* [Work required]:
Your output must consist of the records printed verbatim, with the pictures excluded.

+++

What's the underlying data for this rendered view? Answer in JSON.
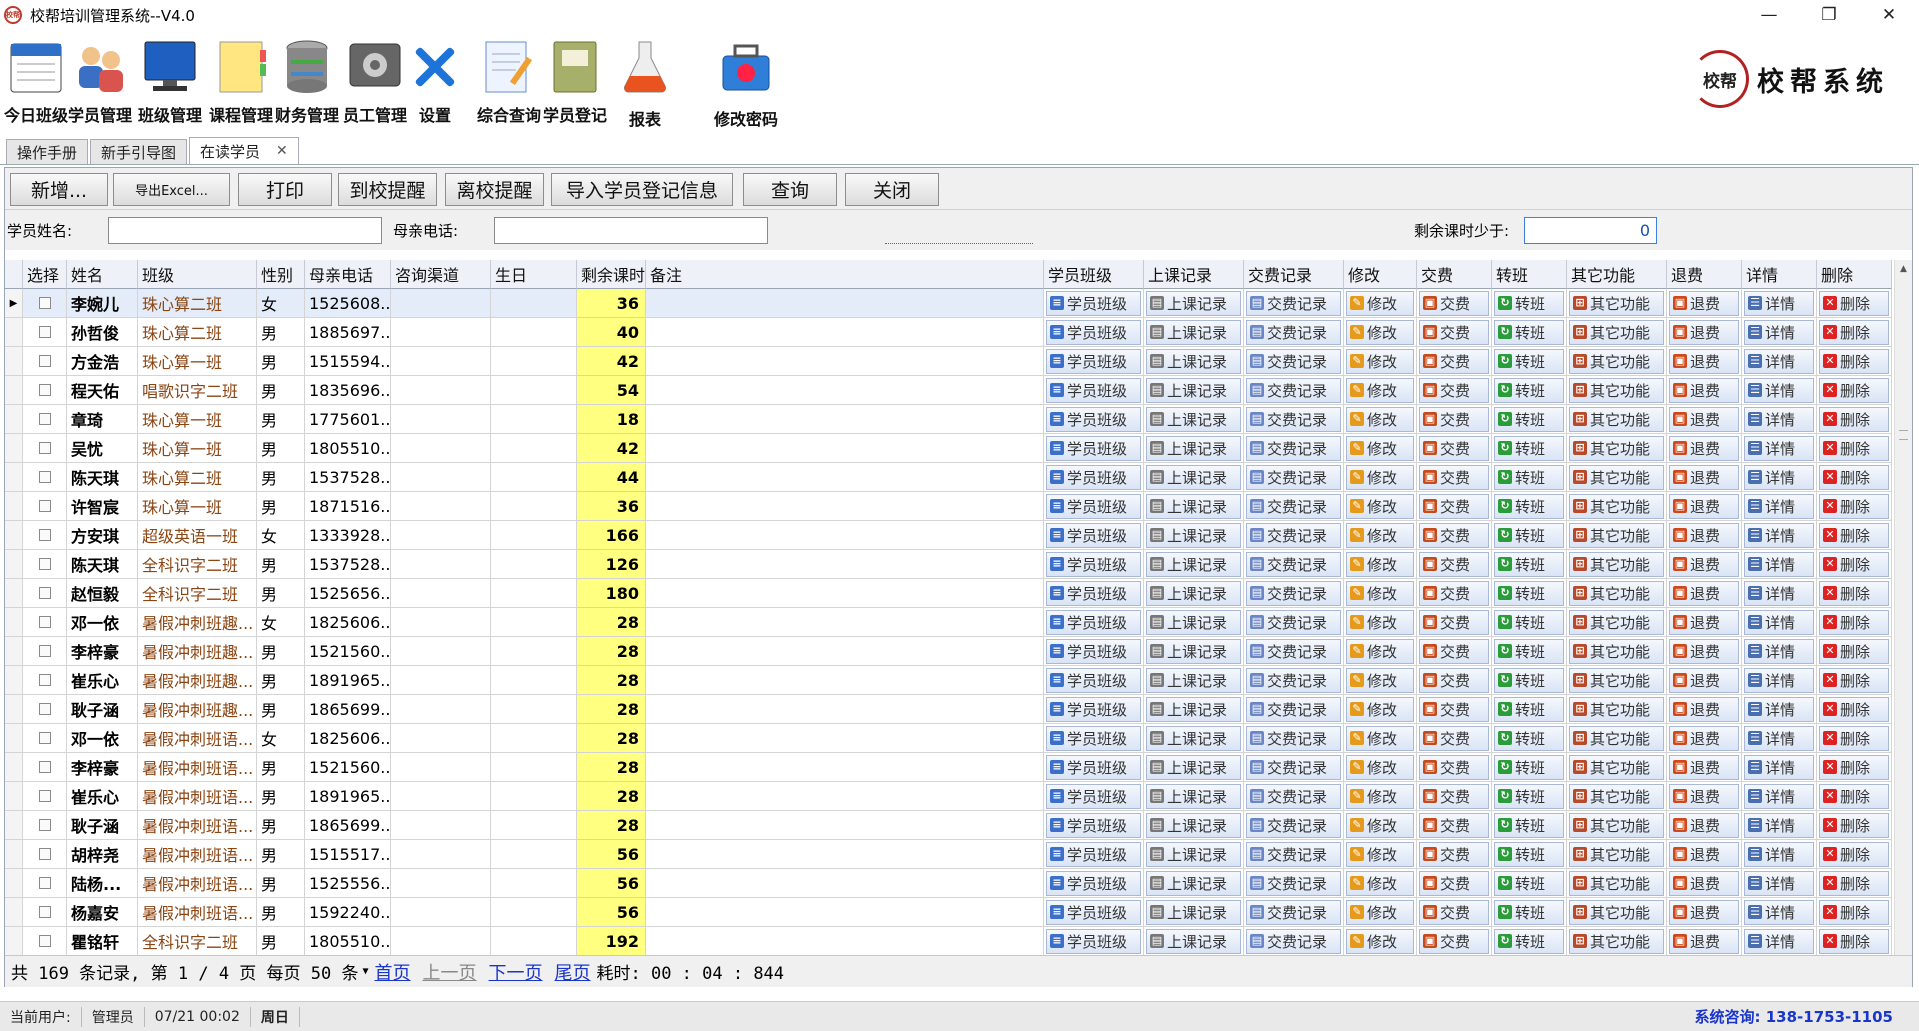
{
  "window": {
    "title": "校帮培训管理系统--V4.0",
    "app_icon_text": "校帮",
    "min": "—",
    "max": "❐",
    "close": "✕"
  },
  "toolbar": [
    {
      "label": "今日班级",
      "icon": "calendar-icon"
    },
    {
      "label": "学员管理",
      "icon": "users-icon"
    },
    {
      "label": "班级管理",
      "icon": "monitor-icon"
    },
    {
      "label": "课程管理",
      "icon": "notes-icon"
    },
    {
      "label": "财务管理",
      "icon": "database-icon"
    },
    {
      "label": "员工管理",
      "icon": "settings-box-icon"
    },
    {
      "label": "设置",
      "icon": "tools-icon"
    },
    {
      "label": "综合查询",
      "icon": "document-edit-icon"
    },
    {
      "label": "学员登记",
      "icon": "register-book-icon"
    },
    {
      "label": "报表",
      "icon": "flask-icon"
    },
    {
      "label": "修改密码",
      "icon": "toolbox-icon"
    }
  ],
  "brand": {
    "seal": "校帮",
    "text": "校帮系统"
  },
  "tabs": [
    {
      "label": "操作手册"
    },
    {
      "label": "新手引导图"
    },
    {
      "label": "在读学员",
      "active": true,
      "close": "✕"
    }
  ],
  "actions": [
    "新增...",
    "导出Excel...",
    "打印",
    "到校提醒",
    "离校提醒",
    "导入学员登记信息",
    "查询",
    "关闭"
  ],
  "search": {
    "name_label": "学员姓名:",
    "name_value": "",
    "phone_label": "母亲电话:",
    "phone_value": "",
    "remain_label": "剩余课时少于:",
    "remain_value": "0"
  },
  "columns": [
    "选择",
    "姓名",
    "班级",
    "性别",
    "母亲电话",
    "咨询渠道",
    "生日",
    "剩余课时",
    "备注",
    "学员班级",
    "上课记录",
    "交费记录",
    "修改",
    "交费",
    "转班",
    "其它功能",
    "退费",
    "详情",
    "删除"
  ],
  "op_buttons": [
    "学员班级",
    "上课记录",
    "交费记录",
    "修改",
    "交费",
    "转班",
    "其它功能",
    "退费",
    "详情",
    "删除"
  ],
  "rows": [
    {
      "name": "李婉儿",
      "class": "珠心算二班",
      "gender": "女",
      "phone": "1525608...",
      "remaining": "36"
    },
    {
      "name": "孙哲俊",
      "class": "珠心算二班",
      "gender": "男",
      "phone": "1885697...",
      "remaining": "40"
    },
    {
      "name": "方金浩",
      "class": "珠心算一班",
      "gender": "男",
      "phone": "1515594...",
      "remaining": "42"
    },
    {
      "name": "程天佑",
      "class": "唱歌识字二班",
      "gender": "男",
      "phone": "1835696...",
      "remaining": "54"
    },
    {
      "name": "章琦",
      "class": "珠心算一班",
      "gender": "男",
      "phone": "1775601...",
      "remaining": "18"
    },
    {
      "name": "吴忧",
      "class": "珠心算一班",
      "gender": "男",
      "phone": "1805510...",
      "remaining": "42"
    },
    {
      "name": "陈天琪",
      "class": "珠心算二班",
      "gender": "男",
      "phone": "1537528...",
      "remaining": "44"
    },
    {
      "name": "许智宸",
      "class": "珠心算一班",
      "gender": "男",
      "phone": "1871516...",
      "remaining": "36"
    },
    {
      "name": "方安琪",
      "class": "超级英语一班",
      "gender": "女",
      "phone": "1333928...",
      "remaining": "166"
    },
    {
      "name": "陈天琪",
      "class": "全科识字二班",
      "gender": "男",
      "phone": "1537528...",
      "remaining": "126"
    },
    {
      "name": "赵恒毅",
      "class": "全科识字二班",
      "gender": "男",
      "phone": "1525656...",
      "remaining": "180"
    },
    {
      "name": "邓一依",
      "class": "暑假冲刺班趣...",
      "gender": "女",
      "phone": "1825606...",
      "remaining": "28"
    },
    {
      "name": "李梓豪",
      "class": "暑假冲刺班趣...",
      "gender": "男",
      "phone": "1521560...",
      "remaining": "28"
    },
    {
      "name": "崔乐心",
      "class": "暑假冲刺班趣...",
      "gender": "男",
      "phone": "1891965...",
      "remaining": "28"
    },
    {
      "name": "耿子涵",
      "class": "暑假冲刺班趣...",
      "gender": "男",
      "phone": "1865699...",
      "remaining": "28"
    },
    {
      "name": "邓一依",
      "class": "暑假冲刺班语...",
      "gender": "女",
      "phone": "1825606...",
      "remaining": "28"
    },
    {
      "name": "李梓豪",
      "class": "暑假冲刺班语...",
      "gender": "男",
      "phone": "1521560...",
      "remaining": "28"
    },
    {
      "name": "崔乐心",
      "class": "暑假冲刺班语...",
      "gender": "男",
      "phone": "1891965...",
      "remaining": "28"
    },
    {
      "name": "耿子涵",
      "class": "暑假冲刺班语...",
      "gender": "男",
      "phone": "1865699...",
      "remaining": "28"
    },
    {
      "name": "胡梓尧",
      "class": "暑假冲刺班语...",
      "gender": "男",
      "phone": "1515517...",
      "remaining": "56"
    },
    {
      "name": "陆杨...",
      "class": "暑假冲刺班语...",
      "gender": "男",
      "phone": "1525556...",
      "remaining": "56"
    },
    {
      "name": "杨嘉安",
      "class": "暑假冲刺班语...",
      "gender": "男",
      "phone": "1592240...",
      "remaining": "56"
    },
    {
      "name": "瞿铭轩",
      "class": "全科识字二班",
      "gender": "男",
      "phone": "1805510...",
      "remaining": "192"
    }
  ],
  "pager": {
    "summary": "共 169 条记录, 第 1 / 4 页 每页 50 条",
    "first": "首页",
    "prev": "上一页",
    "next": "下一页",
    "last": "尾页",
    "elapsed": "耗时: 00 : 04 : 844"
  },
  "status": {
    "user_label": "当前用户:",
    "user": "管理员",
    "datetime": "07/21 00:02",
    "weekday": "周日",
    "hotline": "系统咨询: 138-1753-1105"
  },
  "colors": {
    "remaining_bg": "#ffff80",
    "class_text": "#8b4513",
    "link": "#1a35c9",
    "op_button": "#d9e4f5"
  }
}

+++

* [Exercise answer]:
What's the underlying data for this rendered view? Answer in JSON.
{
  "window": {
    "title": "校帮培训管理系统--V4.0",
    "app_icon_text": "校帮",
    "min": "—",
    "max": "❐",
    "close": "✕"
  },
  "toolbar": [
    {
      "label": "今日班级",
      "icon": "calendar-icon"
    },
    {
      "label": "学员管理",
      "icon": "users-icon"
    },
    {
      "label": "班级管理",
      "icon": "monitor-icon"
    },
    {
      "label": "课程管理",
      "icon": "notes-icon"
    },
    {
      "label": "财务管理",
      "icon": "database-icon"
    },
    {
      "label": "员工管理",
      "icon": "settings-box-icon"
    },
    {
      "label": "设置",
      "icon": "tools-icon"
    },
    {
      "label": "综合查询",
      "icon": "document-edit-icon"
    },
    {
      "label": "学员登记",
      "icon": "register-book-icon"
    },
    {
      "label": "报表",
      "icon": "flask-icon"
    },
    {
      "label": "修改密码",
      "icon": "toolbox-icon"
    }
  ],
  "brand": {
    "seal": "校帮",
    "text": "校帮系统"
  },
  "tabs": [
    {
      "label": "操作手册"
    },
    {
      "label": "新手引导图"
    },
    {
      "label": "在读学员",
      "active": true,
      "close": "✕"
    }
  ],
  "actions": [
    "新增...",
    "导出Excel...",
    "打印",
    "到校提醒",
    "离校提醒",
    "导入学员登记信息",
    "查询",
    "关闭"
  ],
  "search": {
    "name_label": "学员姓名:",
    "name_value": "",
    "phone_label": "母亲电话:",
    "phone_value": "",
    "remain_label": "剩余课时少于:",
    "remain_value": "0"
  },
  "columns": [
    "选择",
    "姓名",
    "班级",
    "性别",
    "母亲电话",
    "咨询渠道",
    "生日",
    "剩余课时",
    "备注",
    "学员班级",
    "上课记录",
    "交费记录",
    "修改",
    "交费",
    "转班",
    "其它功能",
    "退费",
    "详情",
    "删除"
  ],
  "op_buttons": [
    "学员班级",
    "上课记录",
    "交费记录",
    "修改",
    "交费",
    "转班",
    "其它功能",
    "退费",
    "详情",
    "删除"
  ],
  "rows": [
    {
      "name": "李婉儿",
      "class": "珠心算二班",
      "gender": "女",
      "phone": "1525608...",
      "remaining": "36"
    },
    {
      "name": "孙哲俊",
      "class": "珠心算二班",
      "gender": "男",
      "phone": "1885697...",
      "remaining": "40"
    },
    {
      "name": "方金浩",
      "class": "珠心算一班",
      "gender": "男",
      "phone": "1515594...",
      "remaining": "42"
    },
    {
      "name": "程天佑",
      "class": "唱歌识字二班",
      "gender": "男",
      "phone": "1835696...",
      "remaining": "54"
    },
    {
      "name": "章琦",
      "class": "珠心算一班",
      "gender": "男",
      "phone": "1775601...",
      "remaining": "18"
    },
    {
      "name": "吴忧",
      "class": "珠心算一班",
      "gender": "男",
      "phone": "1805510...",
      "remaining": "42"
    },
    {
      "name": "陈天琪",
      "class": "珠心算二班",
      "gender": "男",
      "phone": "1537528...",
      "remaining": "44"
    },
    {
      "name": "许智宸",
      "class": "珠心算一班",
      "gender": "男",
      "phone": "1871516...",
      "remaining": "36"
    },
    {
      "name": "方安琪",
      "class": "超级英语一班",
      "gender": "女",
      "phone": "1333928...",
      "remaining": "166"
    },
    {
      "name": "陈天琪",
      "class": "全科识字二班",
      "gender": "男",
      "phone": "1537528...",
      "remaining": "126"
    },
    {
      "name": "赵恒毅",
      "class": "全科识字二班",
      "gender": "男",
      "phone": "1525656...",
      "remaining": "180"
    },
    {
      "name": "邓一依",
      "class": "暑假冲刺班趣...",
      "gender": "女",
      "phone": "1825606...",
      "remaining": "28"
    },
    {
      "name": "李梓豪",
      "class": "暑假冲刺班趣...",
      "gender": "男",
      "phone": "1521560...",
      "remaining": "28"
    },
    {
      "name": "崔乐心",
      "class": "暑假冲刺班趣...",
      "gender": "男",
      "phone": "1891965...",
      "remaining": "28"
    },
    {
      "name": "耿子涵",
      "class": "暑假冲刺班趣...",
      "gender": "男",
      "phone": "1865699...",
      "remaining": "28"
    },
    {
      "name": "邓一依",
      "class": "暑假冲刺班语...",
      "gender": "女",
      "phone": "1825606...",
      "remaining": "28"
    },
    {
      "name": "李梓豪",
      "class": "暑假冲刺班语...",
      "gender": "男",
      "phone": "1521560...",
      "remaining": "28"
    },
    {
      "name": "崔乐心",
      "class": "暑假冲刺班语...",
      "gender": "男",
      "phone": "1891965...",
      "remaining": "28"
    },
    {
      "name": "耿子涵",
      "class": "暑假冲刺班语...",
      "gender": "男",
      "phone": "1865699...",
      "remaining": "28"
    },
    {
      "name": "胡梓尧",
      "class": "暑假冲刺班语...",
      "gender": "男",
      "phone": "1515517...",
      "remaining": "56"
    },
    {
      "name": "陆杨...",
      "class": "暑假冲刺班语...",
      "gender": "男",
      "phone": "1525556...",
      "remaining": "56"
    },
    {
      "name": "杨嘉安",
      "class": "暑假冲刺班语...",
      "gender": "男",
      "phone": "1592240...",
      "remaining": "56"
    },
    {
      "name": "瞿铭轩",
      "class": "全科识字二班",
      "gender": "男",
      "phone": "1805510...",
      "remaining": "192"
    }
  ],
  "pager": {
    "summary": "共 169 条记录, 第 1 / 4 页 每页 50 条",
    "first": "首页",
    "prev": "上一页",
    "next": "下一页",
    "last": "尾页",
    "elapsed": "耗时: 00 : 04 : 844"
  },
  "status": {
    "user_label": "当前用户:",
    "user": "管理员",
    "datetime": "07/21 00:02",
    "weekday": "周日",
    "hotline": "系统咨询: 138-1753-1105"
  },
  "colors": {
    "remaining_bg": "#ffff80",
    "class_text": "#8b4513",
    "link": "#1a35c9",
    "op_button": "#d9e4f5"
  }
}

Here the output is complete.